Developer(s) Behdad Esfahbod, Simon Hausmann, Martin Hosken, Jonathan Kew, Lars Knoll, Werner Lemberg, Owen Taylor, David Turner
Stable release 0.9.35 / 13 August 2014; 33 days ago (2014-08-13)
Written in C++
Operating system Microsoft Windows, Unix-like
Type Software development library
License MIT
Website freedesktop.org/wiki/Software/HarfBuzz/

HarfBuzz (loose Latin transliteration of Persian: حرف‌باز, "Opentype"[1]) is a software development library for shaping of Unicode text[when defined as?]. The most recent incarnation of HarfBuzz ("New HarfBuzz") targets various font technologies while the first version ("Old HarfBuzz") targeted only OpenType fonts.[2] New HarfBuzz provides only text shaping functionality and not text layout or rendering, which require other libraries. Pango (which incorporates HarfBuzz) can be used for higher-level text layout, and FreeType or Anti-Grain Geometry for text rendering.

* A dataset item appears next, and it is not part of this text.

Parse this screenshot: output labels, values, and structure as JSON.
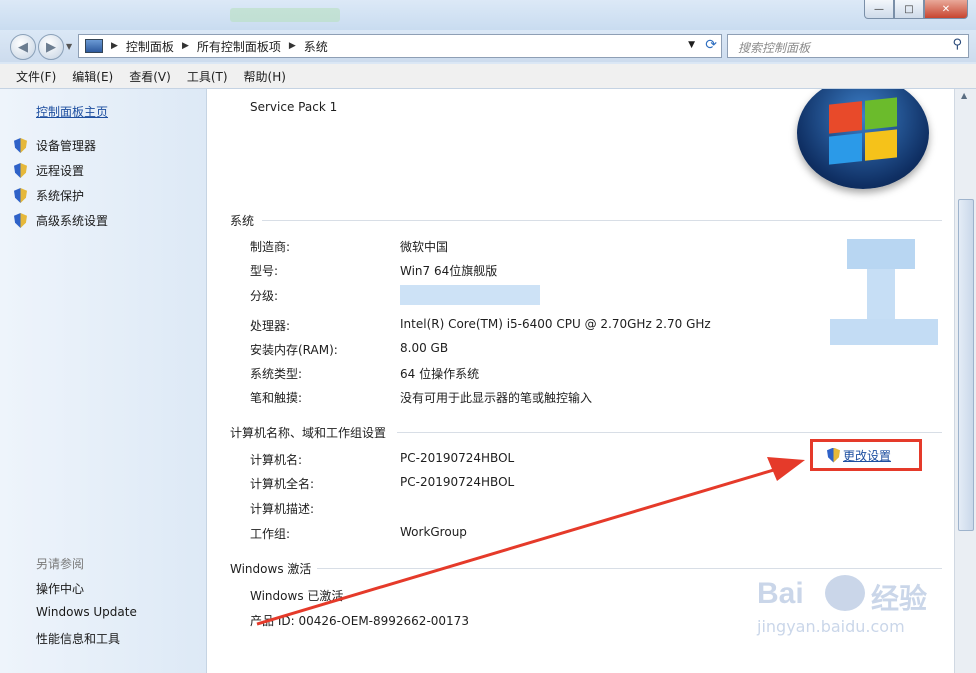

The goals for New HarfBuzz, as set by the developers, are for HarfBuzz to be beautiful, robust, flexible, efficient, and portable. Some potential applications that are a good-fit for HarfBuzz are: GUI toolkits, web browsers, word processors, designer tools, font design tools, terminal emulators, batch document processors, and TeX engines.[3]

History[edit]

HarfBuzz evolved from code that was originally part of the FreeType project. It was then developed separately in Qt and Pango. Then it was merged back into a common repository with an MIT license. This was Old HarfBuzz. Old HarfBuzz is no longer being developed, as the path going forward is New HarfBuzz.

Major users[edit]

Both Qt and Pango currently use HarfBuzz; other standalone users include Firefox, Chromium,[4] XeTeX and LibreOffice.[5]

Notes[edit]

  1. ^ http://www.freedesktop.org/wiki/HarfBuzz/
  2. ^ "HarfBuzz Official website". Retrieved 10 November 2012. 
  3. ^ HarfBuzz presentation slides from the Internationalization & Unicode Conference, October, 2009.
  4. ^ Esfahbod, Behdad (18 January 2010). "State of Text Rendering". Retrieved 10 November 2012. 
  5. ^ "Release Notes 4.1". Wiki. The Document Foundation. 10 July 2013. Retrieved 12 July 2013. 

External links[edit]